Some also insist that it is simplistic to blame Wahhabism alone for the present offensive by radical Islam. That is because they do not grasp the nature of Wahhabism or the solution to it. Wahhabism abolishes the tradition of pluralistic interpretation of Qur'an, the hadith, and Islamic law for which the religion was always previously known. To discuss the issues that have been forced on Islam by the terrorists, such as jihad, Muslims must first reclaim the right to discuss the religion on its own terms. That means ending the Wahhabi monopoly on discourse. When I published an exposé of the "Wahhabi Qur'an," in which statements that might be applied negatively to Jews and Christians were printed as if they unquestionably assailed those faiths, I was accused of diverting attention from the original malice allegedly present in the text. But Islamic pluralism, and Islamic moderation, embody the unchallengeable presumption that Qur'an, the hadith, and Islamic law are and always were open to differing interpretations. (Debate over textual interpretation is not the same as ijtihad, or originality in legal judgments, but that should be taken up elsewhere.) Wahhabism, which dominates mosques in the United States no less than in the Saudi kingdom, wipes out such a diversity of views, and replaces them with a single totalitarian dispensation.

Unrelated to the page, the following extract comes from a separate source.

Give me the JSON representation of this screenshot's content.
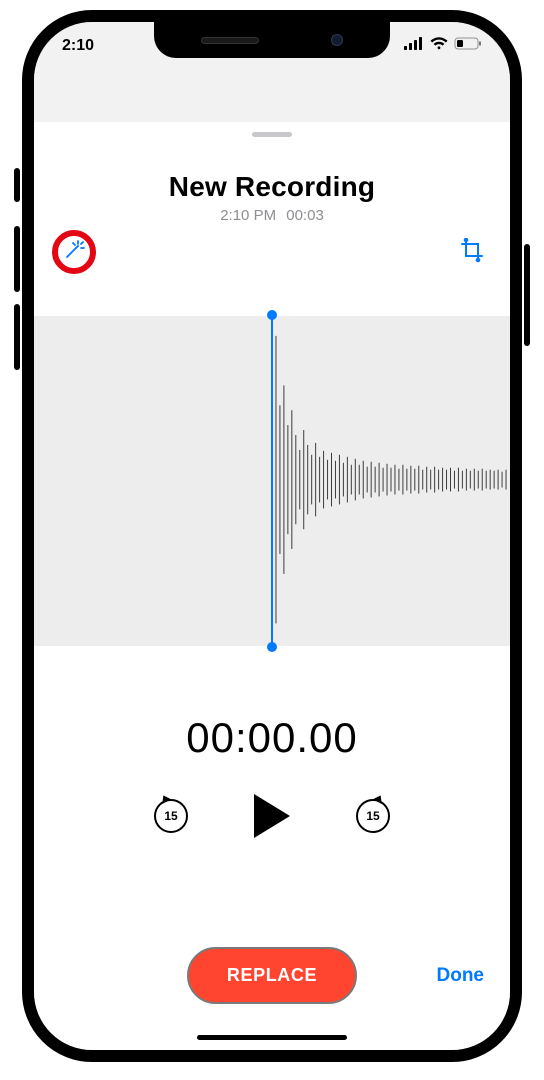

The enforced uniformity of Wahhabism must be overthrown; then, with the restoration of Islamic pluralism, every verse in Qur'an, every hadith, and every precedent in Islamic law can be analyzed anew. I believe much can and will be reaffirmed as a foundation for moderation. But it is doubtful that Muslim tradition will be reordered according to the dictates of simplistic and bigoted non-Muslim demagogues. It is peculiar to me, in this context, that the long-standing recognition that Islam is divided between a fundamentalist minority and a nonfundamentalist majority seems to have disappeared from the minds of many Westerners; to them, as to the Muslim radicals, there is only one Islam. Some Western propagandists work overtime to convince the world that fundamentalist Islam is the only expression the faith ever produced, or that because Qur'an has not been expurgated, Muslims will always turn in that direction. Such analysts of the past think little of the future; removing controversial parts of Qur'an or any other part of Islamic tradition would only make them forbidden fruit, and even more attractive as weapons of radicalization.
When these brave pioneers in Islamic thought attempt to bring new, or old, insight into Islamic scripture, I suggest they do so with their heads down and powder dry. The Takfirs and Wahhabis would like nothing more than to kill the "infidels".